Every time the comic begins his/her joke the person listening thinks, “Oh yeah, that happens all the time”. Another reason the audience finds observational comedy funny is because the audience is always left with the thought: “Why didn’t I think of that?” Both these factors combine to form an immediate bond between the performer and the audience. When listening to the performer, because of observational comedy, the audience realises that the performer is just like any other person. The performer goes through life much like the majority of the audience. This is the reason this genre of stand-up comedy is extremely popular.
It was first mentioned by Plato and Aristotle in their definitions of laughter that some people are superior and take pleasure in laughing at others’ misfortunes. (Morreal, 1983). Hobbes developed the theory in which he posits that the superiority is a stimulus to laugh at the less prominent object, target, which is known as the butt of the joke (Attardo,1994,p.49). Generally speaking, this theory is usually perceived as the tool for mocking others, laughing at the inferior and in this way releasing laughter (Ross,…?) Falling down the stairs may cause one untold anguish but when it happens to somebody else, it can be a funny situation for the person who merely sees
His on-stage energy and improvisational skill became a model for a new generation of stand-up comedians.
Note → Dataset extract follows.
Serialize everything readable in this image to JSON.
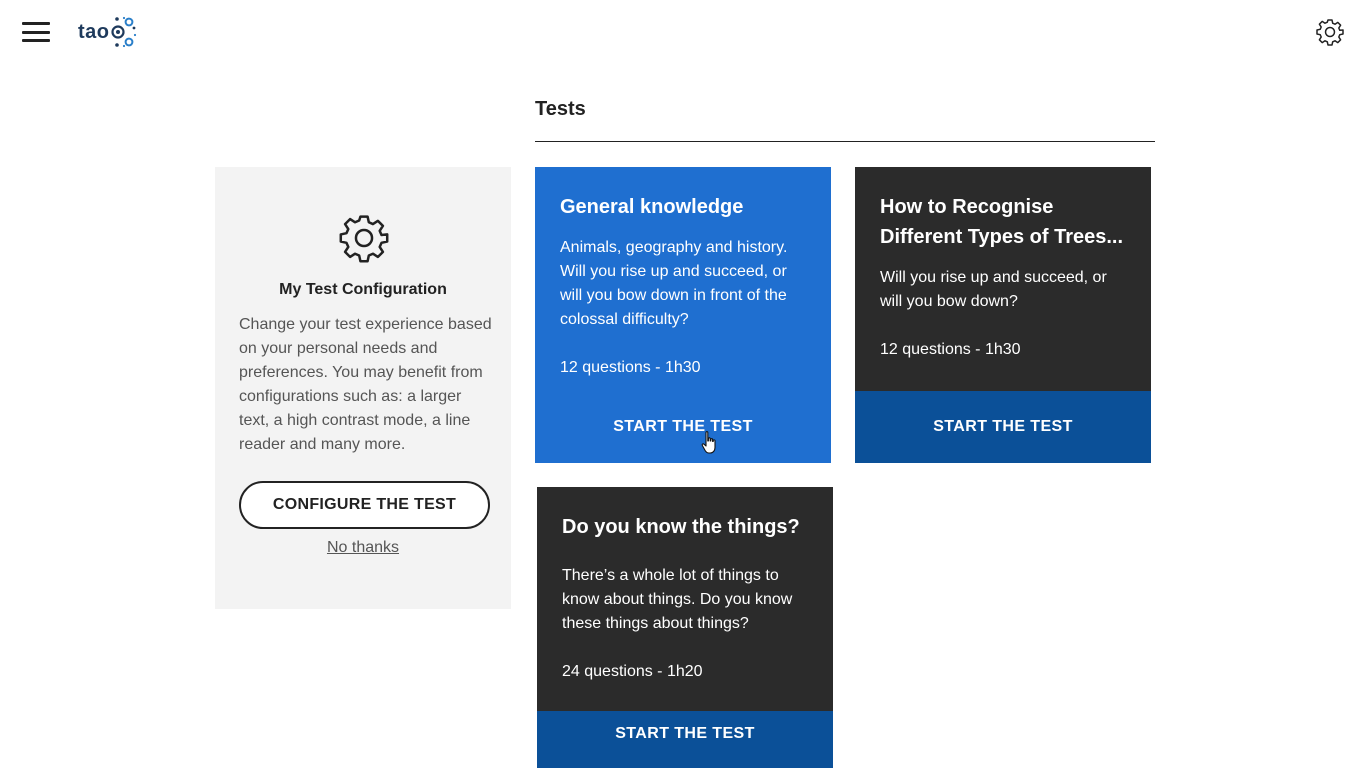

Many comedians valued the way he worked highly personal issues into his comedy routines, especially his honesty about drug and alcohol addiction, along with
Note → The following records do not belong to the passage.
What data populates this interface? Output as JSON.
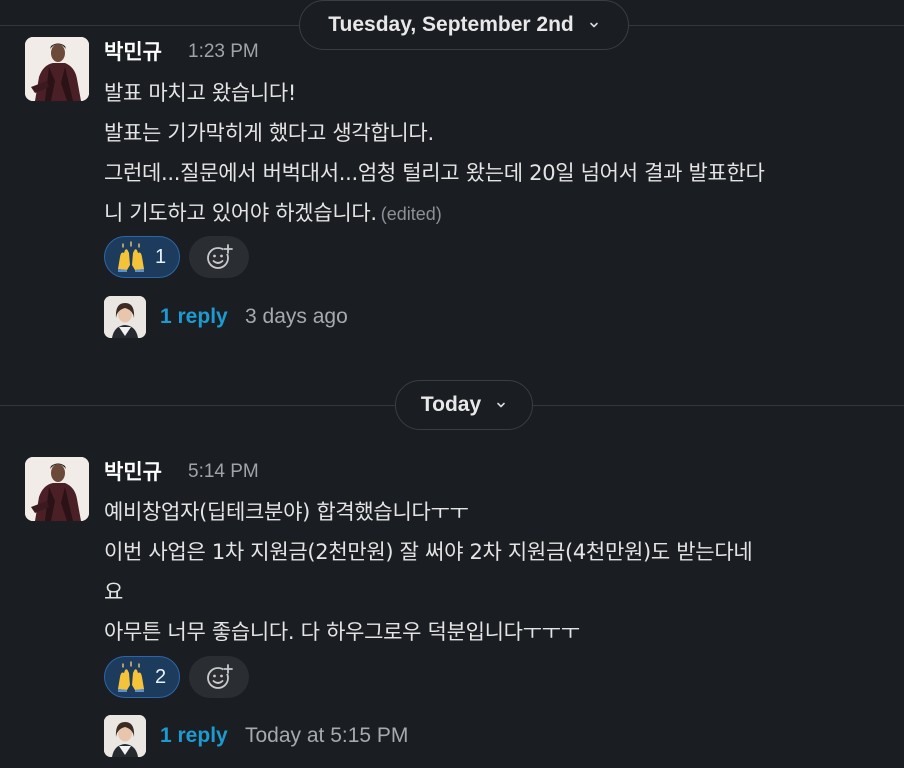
{
  "dividers": [
    {
      "label": "Tuesday, September 2nd"
    },
    {
      "label": "Today"
    }
  ],
  "messages": [
    {
      "author": "박민규",
      "time": "1:23 PM",
      "lines": [
        "발표 마치고 왔습니다!",
        "발표는 기가막히게 했다고 생각합니다.",
        "그런데...질문에서 버벅대서...엄청 털리고 왔는데 20일 넘어서 결과 발표한다",
        "니 기도하고 있어야 하겠습니다."
      ],
      "edited": "(edited)",
      "reaction": {
        "emoji": "raised-hands-emoji",
        "count": "1"
      },
      "reply": {
        "label": "1 reply",
        "time": "3 days ago"
      }
    },
    {
      "author": "박민규",
      "time": "5:14 PM",
      "lines": [
        "예비창업자(딥테크분야) 합격했습니다ㅜㅜ",
        "이번 사업은 1차 지원금(2천만원) 잘 써야 2차 지원금(4천만원)도 받는다네",
        "요",
        "아무튼 너무 좋습니다. 다 하우그로우 덕분입니다ㅜㅜㅜ"
      ],
      "edited": "",
      "reaction": {
        "emoji": "raised-hands-emoji",
        "count": "2"
      },
      "reply": {
        "label": "1 reply",
        "time": "Today at 5:15 PM"
      }
    }
  ],
  "icons": {
    "chevron": "chevron-down-icon",
    "add_reaction": "add-reaction-icon"
  },
  "colors": {
    "background": "#1a1d21",
    "link": "#1d9bd1",
    "reaction_bg": "#1d3b5c",
    "reaction_border": "#2b67a8"
  }
}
The Madman 's fun loving representation of his identity foresees the insights and wit with which he would have the capacity to declare his perspective, which is the typical point of view on the condition of things. The reference to the end of theatres insights at the risk that famous theater exemplifies for a rightist state or any abusive framework. Comic drama, and comic figures are more viable in bringing out giggling which holds a hatred toward the end of chuckling dissimilar to the impact of purge which permits disdain to be cleansed. In Accidental Death of an Anarchist, the Madman a comedian like figure with which the neighborhood individuals of the proletariat and working population can undoubtedly distinguish and acknowledge his viewpoint. The Madman has changed over his 'guaranteed franticness " into a position of focal point for standing up to the group of onlookers what the crowd maybe knows however needs to learn it all things considered to create affirmed disappointment and offense concerning the State